Alternatively, there’s tons of tour companies that offer Bacalar boat tours that cruise to various cenotes in Bacalar, including Cocalitos. Almost all the tours will stop at Cenote Cocalitos, where you’ll get to see and learn more about the stromatolites in Bacalar.
Some of the boat tours just stay out on the water at Cenote Cocalitos and you won’t get an opportunity to swim here (although, not to worry- you’ll have plenty of other opportunities to get in the lagoon at a couple of other stops!). Alternatively, other boat tours stop for a swim break at the cenote and may even use the small dock by the balneario, so you can personally enjoy the cenote’s warm, turquoise waters!
If you really want to do this boat tour and enjoying Cenote Cocalitos combo, I’d suggest booking a private tour, like this private sailboat tour, where you’ll get to dictate how long you want to stay at each spot!
Kayak or standup paddleboard to Cenote Cocalitos

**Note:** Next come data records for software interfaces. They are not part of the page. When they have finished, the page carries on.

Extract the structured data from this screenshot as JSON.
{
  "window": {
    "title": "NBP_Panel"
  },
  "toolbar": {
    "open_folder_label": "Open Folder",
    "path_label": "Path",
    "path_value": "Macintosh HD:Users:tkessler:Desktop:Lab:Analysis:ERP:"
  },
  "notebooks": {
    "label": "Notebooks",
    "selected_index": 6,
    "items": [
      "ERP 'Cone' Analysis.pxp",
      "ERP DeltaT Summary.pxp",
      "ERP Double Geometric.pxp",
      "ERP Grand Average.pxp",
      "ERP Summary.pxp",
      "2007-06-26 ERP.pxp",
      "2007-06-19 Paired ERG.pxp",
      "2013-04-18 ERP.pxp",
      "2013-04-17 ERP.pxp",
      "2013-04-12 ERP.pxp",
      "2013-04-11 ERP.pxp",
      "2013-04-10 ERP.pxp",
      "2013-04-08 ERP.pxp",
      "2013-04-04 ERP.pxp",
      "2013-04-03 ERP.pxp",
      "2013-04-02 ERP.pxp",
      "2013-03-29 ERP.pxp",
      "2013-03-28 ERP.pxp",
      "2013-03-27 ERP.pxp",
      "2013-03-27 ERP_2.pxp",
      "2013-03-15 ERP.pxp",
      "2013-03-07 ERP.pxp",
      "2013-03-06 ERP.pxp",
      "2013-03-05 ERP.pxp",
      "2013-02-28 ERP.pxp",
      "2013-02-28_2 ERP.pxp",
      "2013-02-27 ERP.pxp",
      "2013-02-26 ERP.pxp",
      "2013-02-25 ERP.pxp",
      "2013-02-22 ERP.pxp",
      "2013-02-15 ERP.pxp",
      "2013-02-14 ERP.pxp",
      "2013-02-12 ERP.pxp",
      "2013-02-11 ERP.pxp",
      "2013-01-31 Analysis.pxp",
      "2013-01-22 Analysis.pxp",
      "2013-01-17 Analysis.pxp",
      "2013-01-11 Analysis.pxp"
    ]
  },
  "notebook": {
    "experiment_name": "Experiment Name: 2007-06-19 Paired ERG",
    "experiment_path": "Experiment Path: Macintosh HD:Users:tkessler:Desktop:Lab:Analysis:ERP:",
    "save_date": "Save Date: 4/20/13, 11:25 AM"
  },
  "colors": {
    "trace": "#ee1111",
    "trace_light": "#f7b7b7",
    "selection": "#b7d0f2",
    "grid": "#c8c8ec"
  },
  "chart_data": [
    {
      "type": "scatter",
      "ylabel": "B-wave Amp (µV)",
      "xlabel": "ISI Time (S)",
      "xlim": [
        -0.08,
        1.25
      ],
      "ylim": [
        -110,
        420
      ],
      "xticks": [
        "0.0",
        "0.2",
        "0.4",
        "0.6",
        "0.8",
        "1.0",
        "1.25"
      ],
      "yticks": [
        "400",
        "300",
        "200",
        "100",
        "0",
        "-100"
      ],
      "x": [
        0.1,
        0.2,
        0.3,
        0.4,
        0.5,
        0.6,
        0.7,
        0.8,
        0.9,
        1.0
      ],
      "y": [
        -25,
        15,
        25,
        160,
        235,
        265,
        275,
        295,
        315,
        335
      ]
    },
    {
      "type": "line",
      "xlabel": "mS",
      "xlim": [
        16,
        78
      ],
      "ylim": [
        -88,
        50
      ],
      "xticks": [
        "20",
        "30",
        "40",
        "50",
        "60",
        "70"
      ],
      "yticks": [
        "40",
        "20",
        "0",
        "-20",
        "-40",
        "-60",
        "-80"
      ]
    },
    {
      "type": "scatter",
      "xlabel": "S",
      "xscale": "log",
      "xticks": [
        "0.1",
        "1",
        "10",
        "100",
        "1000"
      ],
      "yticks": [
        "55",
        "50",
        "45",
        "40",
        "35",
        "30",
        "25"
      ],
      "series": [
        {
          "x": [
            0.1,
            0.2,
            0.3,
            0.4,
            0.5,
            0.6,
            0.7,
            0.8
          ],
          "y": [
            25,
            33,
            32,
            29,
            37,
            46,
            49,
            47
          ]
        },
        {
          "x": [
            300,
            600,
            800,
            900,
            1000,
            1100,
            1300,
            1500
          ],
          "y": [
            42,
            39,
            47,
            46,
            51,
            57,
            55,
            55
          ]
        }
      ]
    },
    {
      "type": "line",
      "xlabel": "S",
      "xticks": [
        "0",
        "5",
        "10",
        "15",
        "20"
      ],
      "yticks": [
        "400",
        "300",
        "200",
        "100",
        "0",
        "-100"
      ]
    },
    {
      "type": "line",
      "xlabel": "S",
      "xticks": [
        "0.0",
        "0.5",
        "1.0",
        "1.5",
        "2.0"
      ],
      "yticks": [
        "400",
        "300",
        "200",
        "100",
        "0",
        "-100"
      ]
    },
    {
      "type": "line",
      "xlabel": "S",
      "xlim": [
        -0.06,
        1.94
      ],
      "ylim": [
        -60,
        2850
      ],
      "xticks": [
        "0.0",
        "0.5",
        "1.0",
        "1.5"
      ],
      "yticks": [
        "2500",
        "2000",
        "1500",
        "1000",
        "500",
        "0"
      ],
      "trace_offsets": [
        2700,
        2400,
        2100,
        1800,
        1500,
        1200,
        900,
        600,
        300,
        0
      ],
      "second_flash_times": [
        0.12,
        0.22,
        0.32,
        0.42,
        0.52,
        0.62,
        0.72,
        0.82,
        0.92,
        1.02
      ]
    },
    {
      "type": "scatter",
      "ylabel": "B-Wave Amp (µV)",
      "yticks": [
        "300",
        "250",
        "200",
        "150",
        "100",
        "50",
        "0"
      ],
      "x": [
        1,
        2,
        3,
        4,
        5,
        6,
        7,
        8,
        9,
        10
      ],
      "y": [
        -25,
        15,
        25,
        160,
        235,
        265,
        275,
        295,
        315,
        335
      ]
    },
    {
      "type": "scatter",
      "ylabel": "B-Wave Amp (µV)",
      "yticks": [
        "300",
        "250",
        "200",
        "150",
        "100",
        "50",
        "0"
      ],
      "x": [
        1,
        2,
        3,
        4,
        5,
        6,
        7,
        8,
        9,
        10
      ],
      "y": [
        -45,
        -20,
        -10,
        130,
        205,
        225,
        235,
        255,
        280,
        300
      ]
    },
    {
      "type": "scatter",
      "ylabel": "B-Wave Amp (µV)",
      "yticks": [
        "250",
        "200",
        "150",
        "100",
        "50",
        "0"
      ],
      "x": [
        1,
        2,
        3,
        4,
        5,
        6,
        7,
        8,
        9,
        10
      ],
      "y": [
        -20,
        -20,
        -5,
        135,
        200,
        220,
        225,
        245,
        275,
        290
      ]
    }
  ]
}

There’s lots of places to rent a kayak or standup paddleboard for a couple of hours or for the day in downtown Bacalar, like this all-day paddleboard rental from Adventure Lab, and paddle your way to the cenote. Just be sure you know how far it’ll be from the rental store to Cenote Cocalitos- if you choose a rental store closer to the north side of Bacalar’s downtown, you may need to paddle upwards of six miles to reach the cenote!
What to Do at Cenote Cocalitos
So once you’re at Cenote Cocalitos, what is there to do here?
As noted above, Balneario Cocalitos is temporarily closed as of February 2023, so some of these activities, like renting a kayak, are currently unavailable. You can still enjoy most of the activities below, so long as you have on your gear!
This one’s kind of self-explanatory, but, obviously, get out in the water. There’s a nice variety of shallow and deeper places near the balneario, so regardless if you just want to wade around or get a full-blown swimming workout in, you’ll have plenty of options.
You can rent a kayak for 100 pesos an hour from Balneario Cocalitos and paddle around the cenote. This is a great way to get a bit further from shore and explore some of the sand bars and plant life that most visitors don’t get to see.
The water is crystal clear here, with perfect visibility for snorkeling. The beach club has snorkeling equipment to rent or, alternatively, you can bring your own. Justin and I each have this snorkeling set that we love and bring on all of our tropical vacations.
Once you’re geared up, you’ll be able to get an underwater look at the ancient stromatolites and may even see some of the small fish that call the Bacalar Lagoon home.
You can actually camp at the Balneario Cocalitos, surrounded by swaying palm trees and a lush garden, for just 150 pesos a night. Due to its small size, there’s limited light pollution in Bacalar, so you’ll be able to sleep under a sky, twinkling full of stars.
Tips for visiting Cenote Cocalitos
- You can’t wear sunscreen if you’re getting in the water. To protect the color and clarity of the lagoon and to preserve the stromatolites, you’re not allowed to wear sunscreen (even biodegradable or reef safe) in the Bacalar Lagoon, until your time in the water is done.
Luckily, there’s plenty of shade at Cenote Cocalitos, but if you’re sensitive to the sun or would rather spend your time out in the water, I’d suggest making sure your Mexico packing list includes something that you can wear in the water for extra sun protection, like this rashguard with SPF for men and this rashguard for women. I made the stupid mistake of just wearing my bathing suit and had the gnarly sunburn to prove it!
- You can’t walk on the stromatolites. As mentioned above, the stromatolites in Bacalar are extremely rare on the planet and integral both to the lagoon itself and our environment as a whole. To protect them, the beach club has put ropes around them to discourage people from touching or walking on them.
So please refrain from doing so- as our planet’s oldest living organisms, be sure mind your elders!
Enjoy Cenote Cocalitos- it’s an incredibly special place and worth a stop for all Bacalar visitors. Do you have any questions about visiting the cenote or Bacalar? Let me know in the comments below!